The scanning electron microscope (SEM) is a type of electron microscope capable of producing high resolution images of a sample surface. Due to the manner in which the image is created, SEM images have a characteristic 3-dimensional quality and are useful for judging the surface structure of the sample.

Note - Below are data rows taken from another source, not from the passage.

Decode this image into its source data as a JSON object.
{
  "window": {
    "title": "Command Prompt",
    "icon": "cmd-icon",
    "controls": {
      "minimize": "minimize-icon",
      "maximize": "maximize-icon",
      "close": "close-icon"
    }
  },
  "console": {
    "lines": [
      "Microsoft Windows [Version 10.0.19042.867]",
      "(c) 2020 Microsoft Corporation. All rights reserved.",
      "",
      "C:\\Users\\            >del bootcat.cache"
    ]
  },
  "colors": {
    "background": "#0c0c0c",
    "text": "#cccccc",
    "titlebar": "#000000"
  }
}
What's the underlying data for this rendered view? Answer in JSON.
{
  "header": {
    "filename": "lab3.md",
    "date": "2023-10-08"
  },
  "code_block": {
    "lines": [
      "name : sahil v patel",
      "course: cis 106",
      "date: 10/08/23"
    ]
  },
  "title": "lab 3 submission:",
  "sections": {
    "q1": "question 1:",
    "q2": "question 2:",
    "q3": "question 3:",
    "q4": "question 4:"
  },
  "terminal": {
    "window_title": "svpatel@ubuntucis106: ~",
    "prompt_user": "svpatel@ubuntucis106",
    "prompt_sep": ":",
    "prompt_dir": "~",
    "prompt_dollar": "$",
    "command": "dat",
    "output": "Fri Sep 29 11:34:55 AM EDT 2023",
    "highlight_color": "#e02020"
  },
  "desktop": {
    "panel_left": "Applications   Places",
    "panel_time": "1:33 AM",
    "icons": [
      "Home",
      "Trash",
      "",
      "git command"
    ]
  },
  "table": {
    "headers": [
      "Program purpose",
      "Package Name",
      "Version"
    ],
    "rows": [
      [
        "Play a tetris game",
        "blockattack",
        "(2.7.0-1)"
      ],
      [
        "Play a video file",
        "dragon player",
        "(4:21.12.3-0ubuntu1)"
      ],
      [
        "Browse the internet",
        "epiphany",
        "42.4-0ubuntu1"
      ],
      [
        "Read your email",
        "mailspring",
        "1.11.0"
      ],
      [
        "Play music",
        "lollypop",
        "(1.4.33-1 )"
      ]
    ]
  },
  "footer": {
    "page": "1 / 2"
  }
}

In a typical SEM configuration, electrons are thermionically emitted from a tungsten or LaB6 cathode filiment towards an anode. The electron beam, which typically has an energy ranging from a few keV to 50 keV, is focused by two successive condenser lenses into a beam with a very fine spot size (~ 5nm). The beam then passes through the objective lens, where pairs of scanning coils deflect the beam either linearly or in a raster fashion over a rectangular area of the sample surface. As the primary electrons strike the surface they are inelastically scattered by atoms in the sample. Through these scattering events, the primary beam effectively spreads and fills a teardrop-shaped volume extending about 1 μm into the surface. Interactions in this region lead to the subsequent emission of electrons and x-rays, which are then detected to produce an image.